Go through the data line by line. Copy each one holding the string "database".

Element data from apps and pages:
○ ○ ○

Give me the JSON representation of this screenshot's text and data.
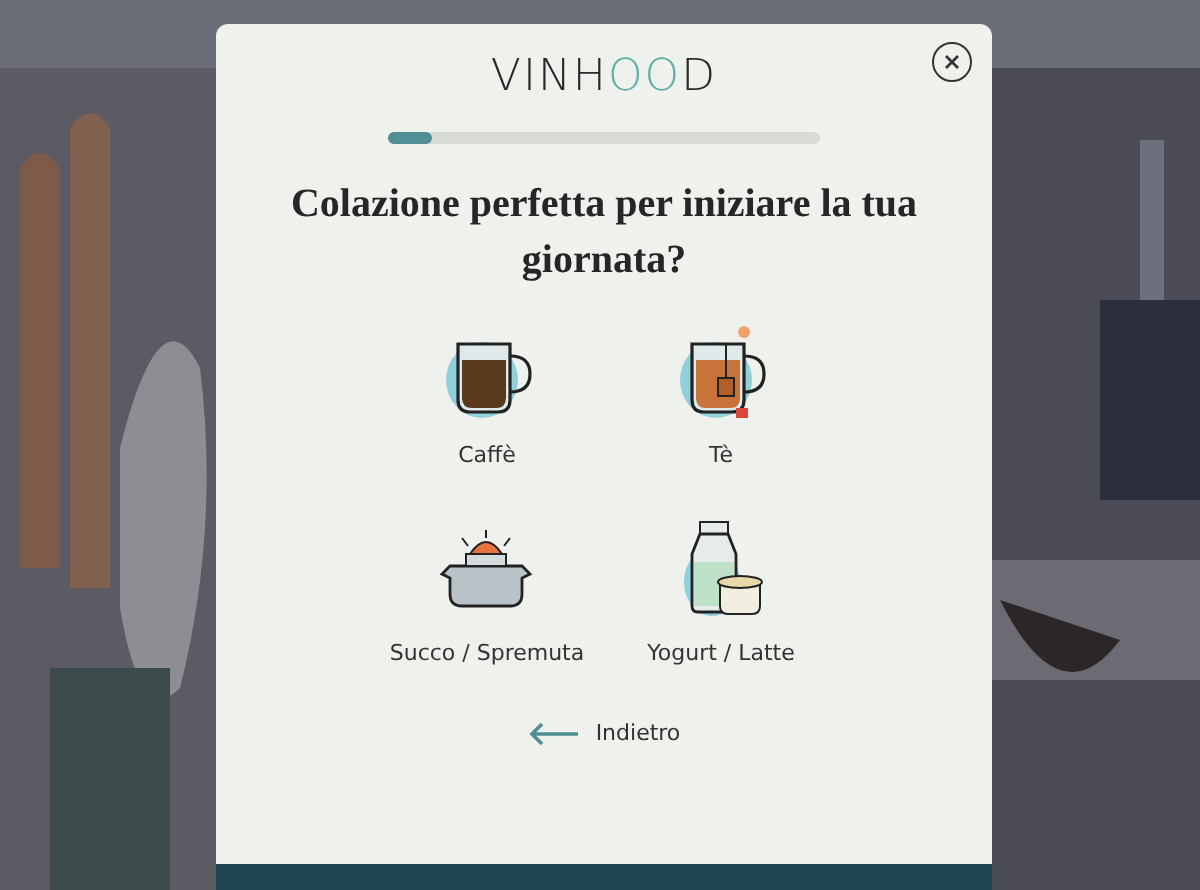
{
  "modal": {
    "logo": "VINHOOD",
    "progress": {
      "level": 0.1
    },
    "question": "Colazione perfetta per iniziare la tua giornata?",
    "options": [
      {
        "label": "Caffè",
        "kind": "coffee"
      },
      {
        "label": "Tè",
        "kind": "tea"
      },
      {
        "label": "Succo / Spremuta",
        "kind": "juice"
      },
      {
        "label": "Yogurt / Latte",
        "kind": "milk"
      }
    ],
    "back": {
      "label": "Indietro"
    }
  }
}
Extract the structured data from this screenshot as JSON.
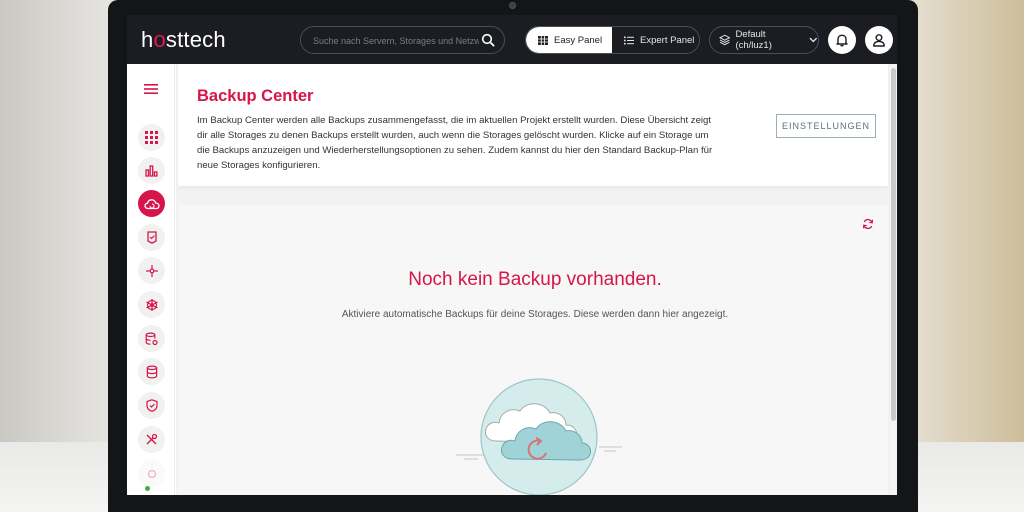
{
  "brand": {
    "logo_prefix": "h",
    "logo_o": "o",
    "logo_suffix": "sttech",
    "accent": "#d6154a"
  },
  "topbar": {
    "search_placeholder": "Suche nach Servern, Storages und Netzwerken",
    "easy_panel_label": "Easy Panel",
    "expert_panel_label": "Expert Panel",
    "project_label": "Default (ch/luz1)",
    "icons": [
      "search-icon",
      "grid-icon",
      "list-icon",
      "layers-icon",
      "chevron-down-icon",
      "bell-icon",
      "user-icon"
    ]
  },
  "sidebar": {
    "items": [
      {
        "icon": "dashboard-icon"
      },
      {
        "icon": "chart-icon"
      },
      {
        "icon": "cloud-backup-icon",
        "active": true
      },
      {
        "icon": "shield-doc-icon"
      },
      {
        "icon": "network-icon"
      },
      {
        "icon": "kubernetes-icon"
      },
      {
        "icon": "database-settings-icon"
      },
      {
        "icon": "database-icon"
      },
      {
        "icon": "security-icon"
      },
      {
        "icon": "tools-icon"
      }
    ]
  },
  "main": {
    "title": "Backup Center",
    "description": "Im Backup Center werden alle Backups zusammengefasst, die im aktuellen Projekt erstellt wurden. Diese Übersicht zeigt dir alle Storages zu denen Backups erstellt wurden, auch wenn die Storages gelöscht wurden. Klicke auf ein Storage um die Backups anzuzeigen und Wiederherstellungsoptionen zu sehen. Zudem kannst du hier den Standard Backup-Plan für neue Storages konfigurieren.",
    "settings_button": "EINSTELLUNGEN",
    "empty_title": "Noch kein Backup vorhanden.",
    "empty_subtitle": "Aktiviere automatische Backups für deine Storages. Diese werden dann hier angezeigt."
  }
}
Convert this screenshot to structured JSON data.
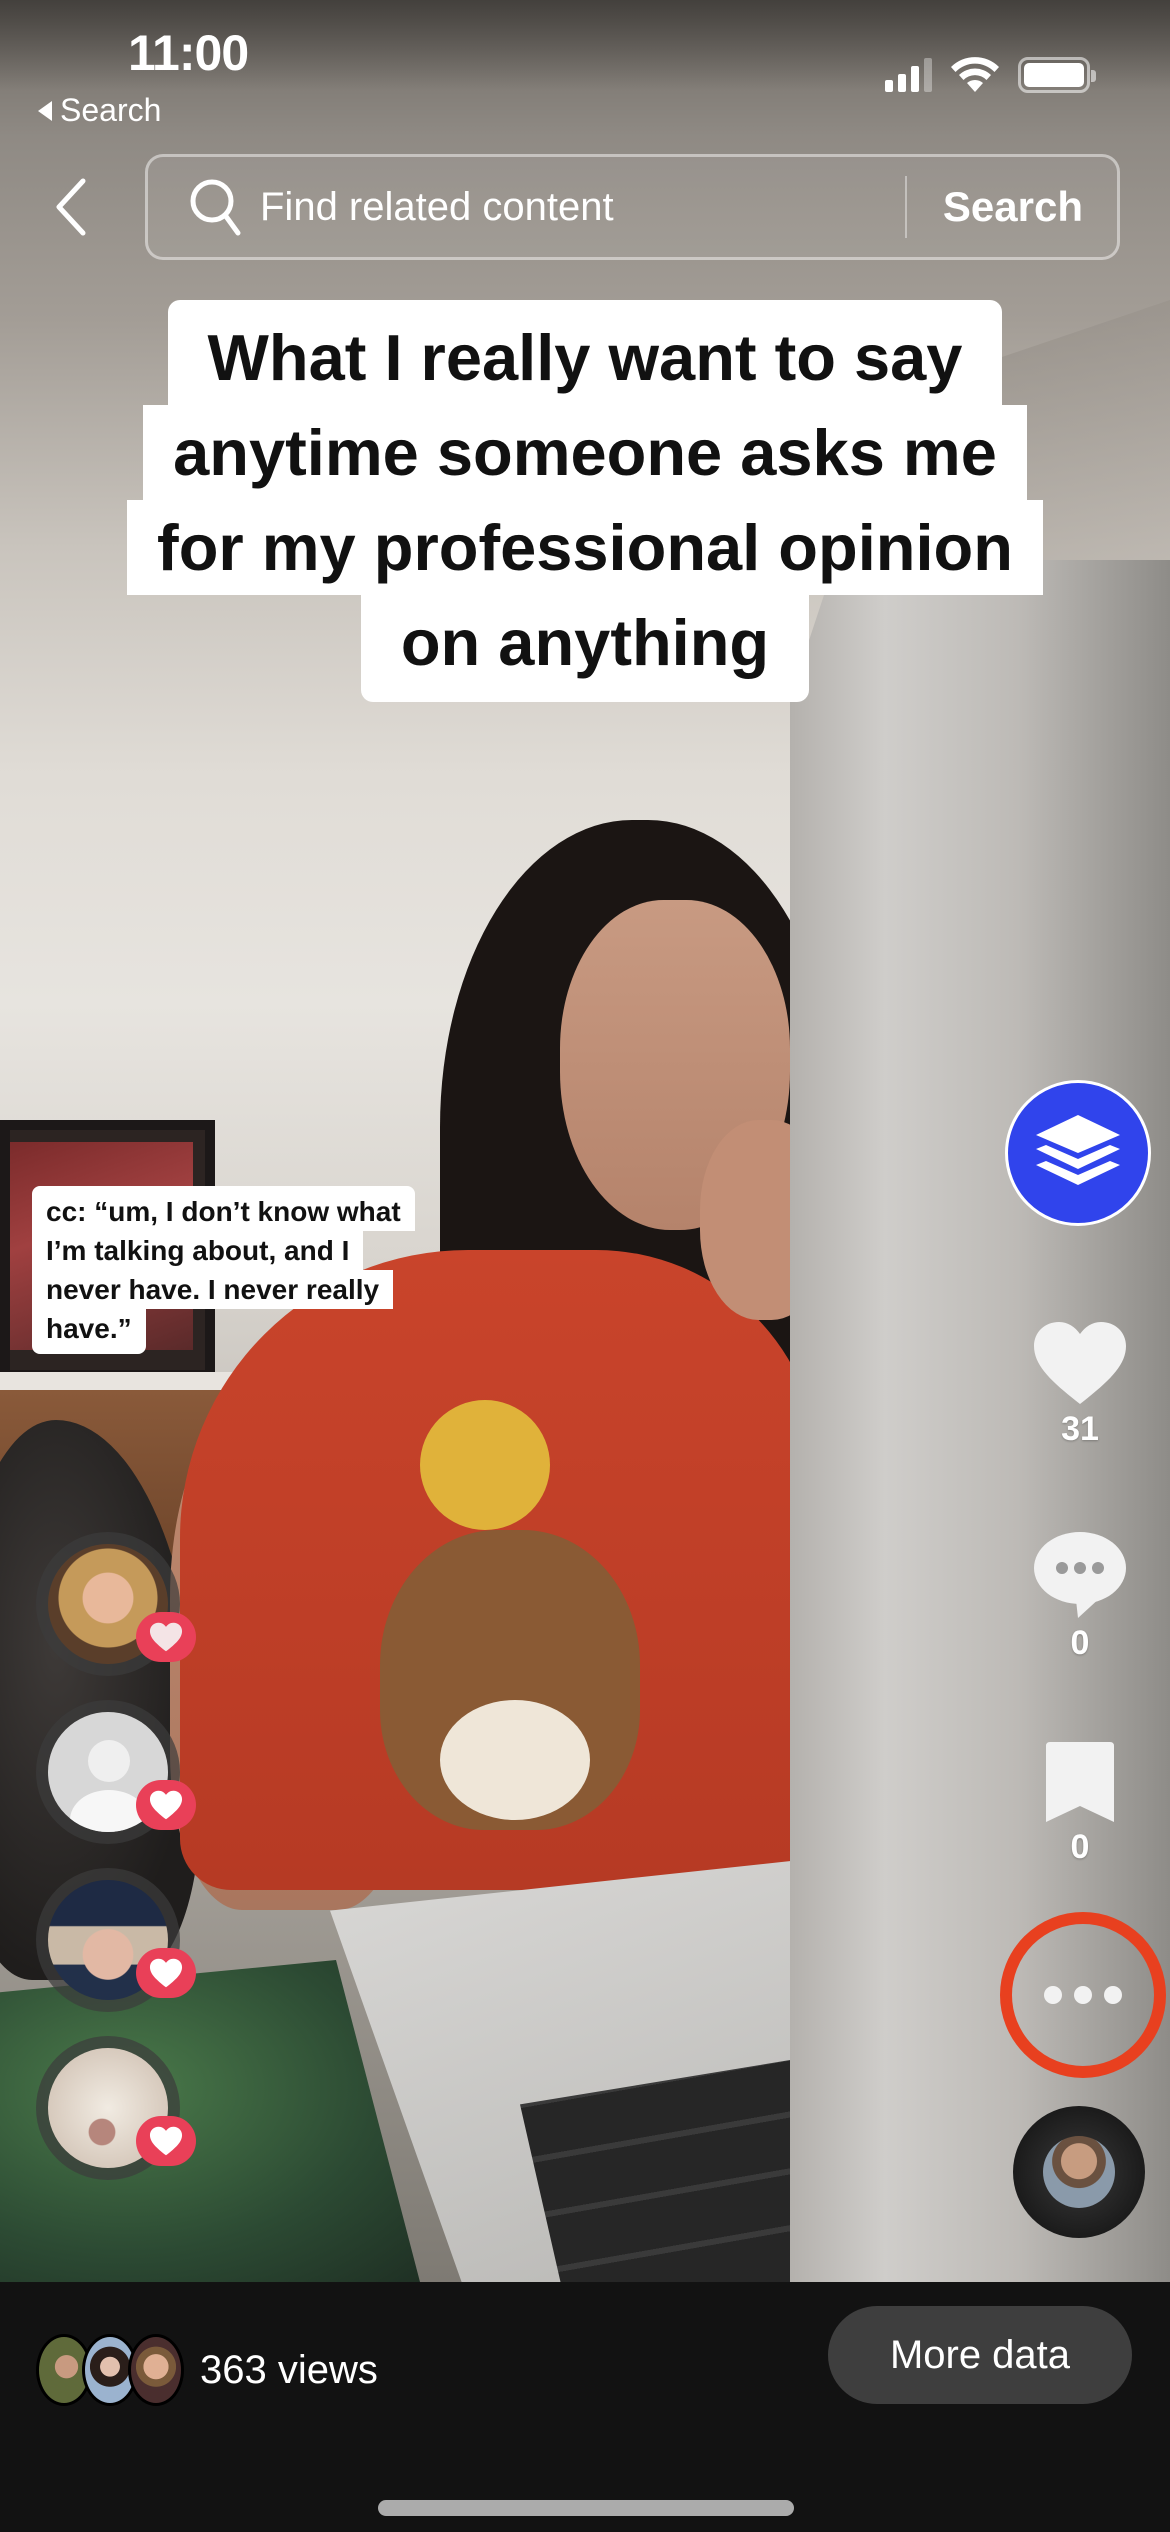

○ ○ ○

**Exercise response:**
        "icon": "database-settings-icon"
        "icon": "database-icon"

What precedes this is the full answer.